Given records:
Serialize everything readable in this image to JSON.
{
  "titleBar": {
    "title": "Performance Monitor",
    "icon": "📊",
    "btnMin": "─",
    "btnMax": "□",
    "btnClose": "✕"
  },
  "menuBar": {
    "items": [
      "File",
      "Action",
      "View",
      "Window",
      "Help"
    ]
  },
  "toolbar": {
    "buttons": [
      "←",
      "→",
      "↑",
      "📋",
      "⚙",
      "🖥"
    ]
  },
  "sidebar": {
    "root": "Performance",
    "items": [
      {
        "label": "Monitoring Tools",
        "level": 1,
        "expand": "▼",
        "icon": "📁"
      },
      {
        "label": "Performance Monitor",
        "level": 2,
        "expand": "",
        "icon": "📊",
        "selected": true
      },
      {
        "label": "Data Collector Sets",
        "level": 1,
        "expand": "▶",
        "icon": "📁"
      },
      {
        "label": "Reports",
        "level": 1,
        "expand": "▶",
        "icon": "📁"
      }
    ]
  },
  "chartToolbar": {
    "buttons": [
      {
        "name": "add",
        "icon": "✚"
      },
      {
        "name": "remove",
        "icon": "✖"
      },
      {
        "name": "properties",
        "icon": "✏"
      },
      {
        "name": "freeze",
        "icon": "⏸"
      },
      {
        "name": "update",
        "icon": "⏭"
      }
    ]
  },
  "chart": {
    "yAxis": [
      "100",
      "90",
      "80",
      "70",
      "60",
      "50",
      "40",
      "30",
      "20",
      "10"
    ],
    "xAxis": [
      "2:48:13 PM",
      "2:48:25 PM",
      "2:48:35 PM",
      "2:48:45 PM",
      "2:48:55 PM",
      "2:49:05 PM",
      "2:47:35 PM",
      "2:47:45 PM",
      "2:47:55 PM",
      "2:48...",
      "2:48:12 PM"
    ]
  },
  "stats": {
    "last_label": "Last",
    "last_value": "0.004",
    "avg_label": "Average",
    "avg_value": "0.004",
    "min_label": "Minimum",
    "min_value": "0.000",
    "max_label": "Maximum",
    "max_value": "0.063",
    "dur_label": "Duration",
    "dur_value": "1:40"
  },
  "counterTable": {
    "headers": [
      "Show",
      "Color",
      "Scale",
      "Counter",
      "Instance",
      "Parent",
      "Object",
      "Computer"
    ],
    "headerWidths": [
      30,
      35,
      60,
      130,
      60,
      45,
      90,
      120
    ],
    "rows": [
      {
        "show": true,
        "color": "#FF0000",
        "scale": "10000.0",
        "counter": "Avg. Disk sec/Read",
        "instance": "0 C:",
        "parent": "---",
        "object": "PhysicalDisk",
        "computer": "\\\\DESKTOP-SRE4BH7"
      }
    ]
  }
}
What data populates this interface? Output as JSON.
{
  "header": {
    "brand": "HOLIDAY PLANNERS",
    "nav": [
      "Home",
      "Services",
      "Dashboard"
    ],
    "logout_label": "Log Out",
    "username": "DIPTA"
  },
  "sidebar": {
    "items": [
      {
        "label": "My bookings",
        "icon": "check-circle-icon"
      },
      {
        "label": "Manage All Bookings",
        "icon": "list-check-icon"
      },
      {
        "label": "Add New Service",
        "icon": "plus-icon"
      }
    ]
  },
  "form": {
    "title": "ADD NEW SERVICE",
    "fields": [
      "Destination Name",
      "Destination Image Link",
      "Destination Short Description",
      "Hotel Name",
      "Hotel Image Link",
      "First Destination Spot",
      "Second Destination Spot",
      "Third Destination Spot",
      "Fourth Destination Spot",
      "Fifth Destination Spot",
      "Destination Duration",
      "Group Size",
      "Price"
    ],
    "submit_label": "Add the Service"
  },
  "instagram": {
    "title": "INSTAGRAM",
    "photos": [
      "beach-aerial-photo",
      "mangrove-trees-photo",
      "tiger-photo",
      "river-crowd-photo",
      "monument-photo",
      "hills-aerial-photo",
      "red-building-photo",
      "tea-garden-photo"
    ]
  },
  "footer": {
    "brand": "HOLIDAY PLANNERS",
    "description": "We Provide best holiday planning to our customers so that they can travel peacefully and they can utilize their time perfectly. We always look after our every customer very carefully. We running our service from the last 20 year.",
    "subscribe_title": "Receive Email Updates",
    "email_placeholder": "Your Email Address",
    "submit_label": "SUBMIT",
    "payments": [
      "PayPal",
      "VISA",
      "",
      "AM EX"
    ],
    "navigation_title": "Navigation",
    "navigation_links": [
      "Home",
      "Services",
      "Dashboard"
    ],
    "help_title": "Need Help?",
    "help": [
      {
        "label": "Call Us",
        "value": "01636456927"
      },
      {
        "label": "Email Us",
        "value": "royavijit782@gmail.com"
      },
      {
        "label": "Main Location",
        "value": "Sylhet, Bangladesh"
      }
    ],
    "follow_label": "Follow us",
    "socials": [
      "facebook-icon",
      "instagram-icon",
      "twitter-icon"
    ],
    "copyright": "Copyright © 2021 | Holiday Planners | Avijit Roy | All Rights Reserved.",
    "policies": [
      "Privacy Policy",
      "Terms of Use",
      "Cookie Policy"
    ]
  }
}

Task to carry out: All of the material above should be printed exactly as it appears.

Response below:
Serialize everything readable in this image to JSON.
{
  "titleBar": {
    "title": "Performance Monitor",
    "icon": "📊",
    "btnMin": "─",
    "btnMax": "□",
    "btnClose": "✕"
  },
  "menuBar": {
    "items": [
      "File",
      "Action",
      "View",
      "Window",
      "Help"
    ]
  },
  "toolbar": {
    "buttons": [
      "←",
      "→",
      "↑",
      "📋",
      "⚙",
      "🖥"
    ]
  },
  "sidebar": {
    "root": "Performance",
    "items": [
      {
        "label": "Monitoring Tools",
        "level": 1,
        "expand": "▼",
        "icon": "📁"
      },
      {
        "label": "Performance Monitor",
        "level": 2,
        "expand": "",
        "icon": "📊",
        "selected": true
      },
      {
        "label": "Data Collector Sets",
        "level": 1,
        "expand": "▶",
        "icon": "📁"
      },
      {
        "label": "Reports",
        "level": 1,
        "expand": "▶",
        "icon": "📁"
      }
    ]
  },
  "chartToolbar": {
    "buttons": [
      {
        "name": "add",
        "icon": "✚"
      },
      {
        "name": "remove",
        "icon": "✖"
      },
      {
        "name": "properties",
        "icon": "✏"
      },
      {
        "name": "freeze",
        "icon": "⏸"
      },
      {
        "name": "update",
        "icon": "⏭"
      }
    ]
  },
  "chart": {
    "yAxis": [
      "100",
      "90",
      "80",
      "70",
      "60",
      "50",
      "40",
      "30",
      "20",
      "10"
    ],
    "xAxis": [
      "2:48:13 PM",
      "2:48:25 PM",
      "2:48:35 PM",
      "2:48:45 PM",
      "2:48:55 PM",
      "2:49:05 PM",
      "2:47:35 PM",
      "2:47:45 PM",
      "2:47:55 PM",
      "2:48...",
      "2:48:12 PM"
    ]
  },
  "stats": {
    "last_label": "Last",
    "last_value": "0.004",
    "avg_label": "Average",
    "avg_value": "0.004",
    "min_label": "Minimum",
    "min_value": "0.000",
    "max_label": "Maximum",
    "max_value": "0.063",
    "dur_label": "Duration",
    "dur_value": "1:40"
  },
  "counterTable": {
    "headers": [
      "Show",
      "Color",
      "Scale",
      "Counter",
      "Instance",
      "Parent",
      "Object",
      "Computer"
    ],
    "headerWidths": [
      30,
      35,
      60,
      130,
      60,
      45,
      90,
      120
    ],
    "rows": [
      {
        "show": true,
        "color": "#FF0000",
        "scale": "10000.0",
        "counter": "Avg. Disk sec/Read",
        "instance": "0 C:",
        "parent": "---",
        "object": "PhysicalDisk",
        "computer": "\\\\DESKTOP-SRE4BH7"
      }
    ]
  }
}
What data populates this interface? Output as JSON.
{
  "header": {
    "brand": "HOLIDAY PLANNERS",
    "nav": [
      "Home",
      "Services",
      "Dashboard"
    ],
    "logout_label": "Log Out",
    "username": "DIPTA"
  },
  "sidebar": {
    "items": [
      {
        "label": "My bookings",
        "icon": "check-circle-icon"
      },
      {
        "label": "Manage All Bookings",
        "icon": "list-check-icon"
      },
      {
        "label": "Add New Service",
        "icon": "plus-icon"
      }
    ]
  },
  "form": {
    "title": "ADD NEW SERVICE",
    "fields": [
      "Destination Name",
      "Destination Image Link",
      "Destination Short Description",
      "Hotel Name",
      "Hotel Image Link",
      "First Destination Spot",
      "Second Destination Spot",
      "Third Destination Spot",
      "Fourth Destination Spot",
      "Fifth Destination Spot",
      "Destination Duration",
      "Group Size",
      "Price"
    ],
    "submit_label": "Add the Service"
  },
  "instagram": {
    "title": "INSTAGRAM",
    "photos": [
      "beach-aerial-photo",
      "mangrove-trees-photo",
      "tiger-photo",
      "river-crowd-photo",
      "monument-photo",
      "hills-aerial-photo",
      "red-building-photo",
      "tea-garden-photo"
    ]
  },
  "footer": {
    "brand": "HOLIDAY PLANNERS",
    "description": "We Provide best holiday planning to our customers so that they can travel peacefully and they can utilize their time perfectly. We always look after our every customer very carefully. We running our service from the last 20 year.",
    "subscribe_title": "Receive Email Updates",
    "email_placeholder": "Your Email Address",
    "submit_label": "SUBMIT",
    "payments": [
      "PayPal",
      "VISA",
      "",
      "AM EX"
    ],
    "navigation_title": "Navigation",
    "navigation_links": [
      "Home",
      "Services",
      "Dashboard"
    ],
    "help_title": "Need Help?",
    "help": [
      {
        "label": "Call Us",
        "value": "01636456927"
      },
      {
        "label": "Email Us",
        "value": "royavijit782@gmail.com"
      },
      {
        "label": "Main Location",
        "value": "Sylhet, Bangladesh"
      }
    ],
    "follow_label": "Follow us",
    "socials": [
      "facebook-icon",
      "instagram-icon",
      "twitter-icon"
    ],
    "copyright": "Copyright © 2021 | Holiday Planners | Avijit Roy | All Rights Reserved.",
    "policies": [
      "Privacy Policy",
      "Terms of Use",
      "Cookie Policy"
    ]
  }
}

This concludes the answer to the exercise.